At the start of any investing journey, there is no clarity on either question. In initial years, feeling our way around is unavoidable. It takes time to even get a hang of what works. However, once that stage is crossed, it’s worth explicitly reflecting on the second part. We have experienced enough discomforting situations to ask “How sorted out am I”. Is there coherence across who I am, how I think and what I do? None of us can be as sorted out as the greats, but idea of doing this is to limit dissonance.
In my case, somewhere after year-five of my investing journey, I felt at peace with my approach. It’s been a lot easier to stick with it since. While I am still feeling my way around, general direction is clear. I have fewer existential doubts every time I screw up or miss out on some shiny new thing because it doesn’t fit with my way of thinking. Like some of the promoters I know, I can reject opportunities with a simple “That’s not for me”.
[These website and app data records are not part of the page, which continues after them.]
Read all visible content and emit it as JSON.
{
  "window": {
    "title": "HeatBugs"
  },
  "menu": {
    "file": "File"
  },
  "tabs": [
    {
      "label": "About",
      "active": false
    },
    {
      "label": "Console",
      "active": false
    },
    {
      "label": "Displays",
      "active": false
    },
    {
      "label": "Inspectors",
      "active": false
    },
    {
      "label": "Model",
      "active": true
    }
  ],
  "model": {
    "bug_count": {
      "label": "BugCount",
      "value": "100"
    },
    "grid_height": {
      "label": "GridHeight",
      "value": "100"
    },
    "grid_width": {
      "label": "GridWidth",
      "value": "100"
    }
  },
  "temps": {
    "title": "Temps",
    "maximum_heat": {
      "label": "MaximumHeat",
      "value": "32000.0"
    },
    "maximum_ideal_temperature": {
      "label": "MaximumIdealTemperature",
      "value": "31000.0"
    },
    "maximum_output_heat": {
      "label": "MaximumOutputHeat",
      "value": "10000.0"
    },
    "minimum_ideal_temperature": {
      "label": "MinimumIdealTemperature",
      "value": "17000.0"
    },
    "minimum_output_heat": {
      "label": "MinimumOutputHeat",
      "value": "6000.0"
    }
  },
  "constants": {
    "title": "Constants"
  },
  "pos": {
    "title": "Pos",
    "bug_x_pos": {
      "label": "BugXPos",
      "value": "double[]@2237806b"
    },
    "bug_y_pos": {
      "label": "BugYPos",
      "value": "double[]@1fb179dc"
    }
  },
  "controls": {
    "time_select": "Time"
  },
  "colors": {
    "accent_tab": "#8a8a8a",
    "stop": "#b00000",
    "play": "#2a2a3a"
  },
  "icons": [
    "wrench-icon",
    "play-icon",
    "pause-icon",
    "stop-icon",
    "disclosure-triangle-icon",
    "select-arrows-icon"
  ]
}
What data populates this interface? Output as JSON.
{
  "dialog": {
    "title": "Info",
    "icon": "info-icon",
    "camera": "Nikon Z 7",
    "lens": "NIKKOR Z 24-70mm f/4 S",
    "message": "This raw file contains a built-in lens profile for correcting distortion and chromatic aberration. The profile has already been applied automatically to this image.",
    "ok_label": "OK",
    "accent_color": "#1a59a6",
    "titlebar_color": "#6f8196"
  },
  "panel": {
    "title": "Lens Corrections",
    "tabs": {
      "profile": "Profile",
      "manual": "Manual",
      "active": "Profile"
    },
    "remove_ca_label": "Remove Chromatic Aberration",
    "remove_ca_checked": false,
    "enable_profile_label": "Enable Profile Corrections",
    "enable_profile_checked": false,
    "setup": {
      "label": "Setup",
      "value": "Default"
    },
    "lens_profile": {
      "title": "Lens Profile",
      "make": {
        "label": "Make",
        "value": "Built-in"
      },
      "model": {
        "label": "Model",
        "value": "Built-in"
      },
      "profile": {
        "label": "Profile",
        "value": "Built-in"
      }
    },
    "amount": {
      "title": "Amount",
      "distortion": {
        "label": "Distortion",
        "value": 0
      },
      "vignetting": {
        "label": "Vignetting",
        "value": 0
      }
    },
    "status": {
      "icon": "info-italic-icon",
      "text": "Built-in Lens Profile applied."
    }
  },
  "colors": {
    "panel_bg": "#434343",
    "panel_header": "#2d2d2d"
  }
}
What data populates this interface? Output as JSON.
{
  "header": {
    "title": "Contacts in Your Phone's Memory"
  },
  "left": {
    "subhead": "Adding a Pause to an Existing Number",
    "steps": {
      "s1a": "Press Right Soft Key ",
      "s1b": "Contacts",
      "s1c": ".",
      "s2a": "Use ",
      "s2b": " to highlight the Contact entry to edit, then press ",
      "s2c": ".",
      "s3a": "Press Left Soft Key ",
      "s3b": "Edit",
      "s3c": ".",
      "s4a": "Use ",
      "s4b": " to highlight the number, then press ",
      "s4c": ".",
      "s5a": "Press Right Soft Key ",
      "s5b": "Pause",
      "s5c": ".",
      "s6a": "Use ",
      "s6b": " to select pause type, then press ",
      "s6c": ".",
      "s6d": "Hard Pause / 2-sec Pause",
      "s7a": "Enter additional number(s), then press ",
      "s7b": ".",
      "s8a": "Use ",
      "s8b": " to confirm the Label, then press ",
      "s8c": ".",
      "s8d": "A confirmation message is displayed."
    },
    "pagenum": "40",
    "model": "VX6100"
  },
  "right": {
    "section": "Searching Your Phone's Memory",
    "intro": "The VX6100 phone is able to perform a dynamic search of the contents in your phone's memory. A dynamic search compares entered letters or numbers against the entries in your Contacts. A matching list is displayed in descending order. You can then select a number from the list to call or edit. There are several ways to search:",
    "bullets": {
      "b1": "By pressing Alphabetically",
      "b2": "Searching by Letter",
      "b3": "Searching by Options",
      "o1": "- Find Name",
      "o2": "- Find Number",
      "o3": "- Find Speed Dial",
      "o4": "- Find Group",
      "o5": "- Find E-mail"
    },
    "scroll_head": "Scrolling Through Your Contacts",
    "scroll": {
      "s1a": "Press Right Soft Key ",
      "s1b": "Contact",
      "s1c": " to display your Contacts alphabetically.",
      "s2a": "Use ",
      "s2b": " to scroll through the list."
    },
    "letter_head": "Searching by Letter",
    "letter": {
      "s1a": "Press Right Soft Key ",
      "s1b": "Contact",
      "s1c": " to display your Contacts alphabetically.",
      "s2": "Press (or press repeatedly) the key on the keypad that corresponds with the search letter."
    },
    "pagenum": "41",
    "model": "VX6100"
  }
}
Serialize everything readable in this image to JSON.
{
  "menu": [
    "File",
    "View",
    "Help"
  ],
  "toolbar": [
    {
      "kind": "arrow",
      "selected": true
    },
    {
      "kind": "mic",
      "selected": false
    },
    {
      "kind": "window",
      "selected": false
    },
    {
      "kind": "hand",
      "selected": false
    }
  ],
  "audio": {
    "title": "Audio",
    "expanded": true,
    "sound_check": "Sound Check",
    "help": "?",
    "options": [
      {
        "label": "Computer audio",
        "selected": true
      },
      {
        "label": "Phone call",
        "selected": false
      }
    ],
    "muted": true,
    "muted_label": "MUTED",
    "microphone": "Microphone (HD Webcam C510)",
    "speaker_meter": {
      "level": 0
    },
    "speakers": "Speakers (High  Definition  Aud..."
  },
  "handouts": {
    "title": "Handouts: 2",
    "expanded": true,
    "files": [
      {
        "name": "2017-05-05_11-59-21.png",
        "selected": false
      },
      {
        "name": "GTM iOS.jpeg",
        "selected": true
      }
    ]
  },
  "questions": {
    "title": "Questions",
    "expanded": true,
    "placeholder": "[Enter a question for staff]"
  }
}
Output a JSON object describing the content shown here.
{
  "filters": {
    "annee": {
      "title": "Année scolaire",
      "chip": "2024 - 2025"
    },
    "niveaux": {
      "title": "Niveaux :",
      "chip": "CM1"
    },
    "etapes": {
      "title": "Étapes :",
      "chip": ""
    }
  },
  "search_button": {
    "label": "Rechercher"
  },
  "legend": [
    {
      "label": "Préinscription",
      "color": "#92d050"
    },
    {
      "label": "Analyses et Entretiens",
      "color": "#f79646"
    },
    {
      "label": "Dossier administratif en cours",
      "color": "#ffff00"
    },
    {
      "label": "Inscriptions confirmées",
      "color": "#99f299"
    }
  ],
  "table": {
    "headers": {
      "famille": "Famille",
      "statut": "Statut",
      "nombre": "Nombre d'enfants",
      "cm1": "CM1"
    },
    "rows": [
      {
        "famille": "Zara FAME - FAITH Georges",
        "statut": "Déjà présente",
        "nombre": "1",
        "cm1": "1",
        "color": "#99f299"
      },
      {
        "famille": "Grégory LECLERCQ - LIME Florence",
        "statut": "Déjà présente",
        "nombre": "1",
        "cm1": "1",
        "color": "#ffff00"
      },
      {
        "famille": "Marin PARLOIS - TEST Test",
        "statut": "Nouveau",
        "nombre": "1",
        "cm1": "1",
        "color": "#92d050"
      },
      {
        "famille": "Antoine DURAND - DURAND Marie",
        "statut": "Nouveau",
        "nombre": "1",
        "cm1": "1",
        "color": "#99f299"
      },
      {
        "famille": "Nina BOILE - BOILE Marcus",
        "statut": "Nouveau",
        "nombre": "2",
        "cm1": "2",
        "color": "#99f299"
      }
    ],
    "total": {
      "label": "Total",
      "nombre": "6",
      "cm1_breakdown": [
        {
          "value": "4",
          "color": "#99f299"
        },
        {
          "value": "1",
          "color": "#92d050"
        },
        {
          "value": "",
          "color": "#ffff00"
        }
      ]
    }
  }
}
I write about my approach since that’s all I know. But it isn’t the only one that works. It may not even be the one that works best. Over some period, it may not work at all. But it works for me. That is the point of this essay. Whatever be your approach, for you to stick to it over an extended period without crippling dissonance, it’s worth asking: Does this work? Does this work for me? How sorted out do I feel about it all?